◆ WHAT YOU WILL DO
Make an exact copy of the listing underneath, skipping each picture.

╔══

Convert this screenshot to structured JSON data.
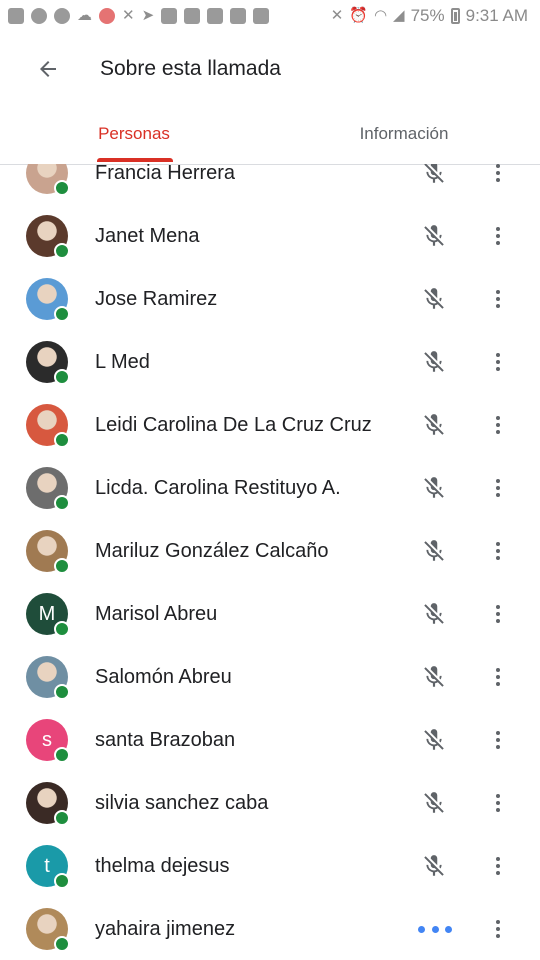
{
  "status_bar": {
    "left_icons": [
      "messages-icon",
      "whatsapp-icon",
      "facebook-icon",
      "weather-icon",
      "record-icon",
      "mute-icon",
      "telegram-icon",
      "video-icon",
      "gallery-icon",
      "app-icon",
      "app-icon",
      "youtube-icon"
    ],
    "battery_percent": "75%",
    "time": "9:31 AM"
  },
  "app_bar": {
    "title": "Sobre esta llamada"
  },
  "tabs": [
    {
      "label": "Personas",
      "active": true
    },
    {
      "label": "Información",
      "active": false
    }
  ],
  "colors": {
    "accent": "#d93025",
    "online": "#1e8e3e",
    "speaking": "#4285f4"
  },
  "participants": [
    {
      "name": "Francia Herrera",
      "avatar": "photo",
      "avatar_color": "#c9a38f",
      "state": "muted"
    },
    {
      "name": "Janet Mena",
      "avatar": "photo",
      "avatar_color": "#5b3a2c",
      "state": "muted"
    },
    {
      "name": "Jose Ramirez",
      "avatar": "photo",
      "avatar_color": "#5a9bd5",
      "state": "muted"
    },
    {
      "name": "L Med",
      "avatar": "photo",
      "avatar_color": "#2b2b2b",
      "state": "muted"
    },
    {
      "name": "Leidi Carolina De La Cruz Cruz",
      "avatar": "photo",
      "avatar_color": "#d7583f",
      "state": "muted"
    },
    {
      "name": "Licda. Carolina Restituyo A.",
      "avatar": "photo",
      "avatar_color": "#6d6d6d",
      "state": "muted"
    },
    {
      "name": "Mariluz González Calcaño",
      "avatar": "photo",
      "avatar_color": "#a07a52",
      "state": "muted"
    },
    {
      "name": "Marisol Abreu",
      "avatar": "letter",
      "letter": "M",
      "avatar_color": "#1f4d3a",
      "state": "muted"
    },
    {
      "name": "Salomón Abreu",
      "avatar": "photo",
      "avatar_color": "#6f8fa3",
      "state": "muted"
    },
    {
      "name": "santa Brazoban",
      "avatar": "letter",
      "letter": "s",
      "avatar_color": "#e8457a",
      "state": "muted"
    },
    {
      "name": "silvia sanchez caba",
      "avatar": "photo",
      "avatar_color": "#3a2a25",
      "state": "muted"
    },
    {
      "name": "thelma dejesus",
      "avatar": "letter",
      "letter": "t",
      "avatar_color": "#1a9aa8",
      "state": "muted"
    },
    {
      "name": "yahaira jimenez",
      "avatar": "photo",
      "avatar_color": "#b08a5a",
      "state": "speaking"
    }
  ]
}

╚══

◆ COMPLETED TASK
Convert this screenshot to structured JSON data.
{
  "status_bar": {
    "left_icons": [
      "messages-icon",
      "whatsapp-icon",
      "facebook-icon",
      "weather-icon",
      "record-icon",
      "mute-icon",
      "telegram-icon",
      "video-icon",
      "gallery-icon",
      "app-icon",
      "app-icon",
      "youtube-icon"
    ],
    "battery_percent": "75%",
    "time": "9:31 AM"
  },
  "app_bar": {
    "title": "Sobre esta llamada"
  },
  "tabs": [
    {
      "label": "Personas",
      "active": true
    },
    {
      "label": "Información",
      "active": false
    }
  ],
  "colors": {
    "accent": "#d93025",
    "online": "#1e8e3e",
    "speaking": "#4285f4"
  },
  "participants": [
    {
      "name": "Francia Herrera",
      "avatar": "photo",
      "avatar_color": "#c9a38f",
      "state": "muted"
    },
    {
      "name": "Janet Mena",
      "avatar": "photo",
      "avatar_color": "#5b3a2c",
      "state": "muted"
    },
    {
      "name": "Jose Ramirez",
      "avatar": "photo",
      "avatar_color": "#5a9bd5",
      "state": "muted"
    },
    {
      "name": "L Med",
      "avatar": "photo",
      "avatar_color": "#2b2b2b",
      "state": "muted"
    },
    {
      "name": "Leidi Carolina De La Cruz Cruz",
      "avatar": "photo",
      "avatar_color": "#d7583f",
      "state": "muted"
    },
    {
      "name": "Licda. Carolina Restituyo A.",
      "avatar": "photo",
      "avatar_color": "#6d6d6d",
      "state": "muted"
    },
    {
      "name": "Mariluz González Calcaño",
      "avatar": "photo",
      "avatar_color": "#a07a52",
      "state": "muted"
    },
    {
      "name": "Marisol Abreu",
      "avatar": "letter",
      "letter": "M",
      "avatar_color": "#1f4d3a",
      "state": "muted"
    },
    {
      "name": "Salomón Abreu",
      "avatar": "photo",
      "avatar_color": "#6f8fa3",
      "state": "muted"
    },
    {
      "name": "santa Brazoban",
      "avatar": "letter",
      "letter": "s",
      "avatar_color": "#e8457a",
      "state": "muted"
    },
    {
      "name": "silvia sanchez caba",
      "avatar": "photo",
      "avatar_color": "#3a2a25",
      "state": "muted"
    },
    {
      "name": "thelma dejesus",
      "avatar": "letter",
      "letter": "t",
      "avatar_color": "#1a9aa8",
      "state": "muted"
    },
    {
      "name": "yahaira jimenez",
      "avatar": "photo",
      "avatar_color": "#b08a5a",
      "state": "speaking"
    }
  ]
}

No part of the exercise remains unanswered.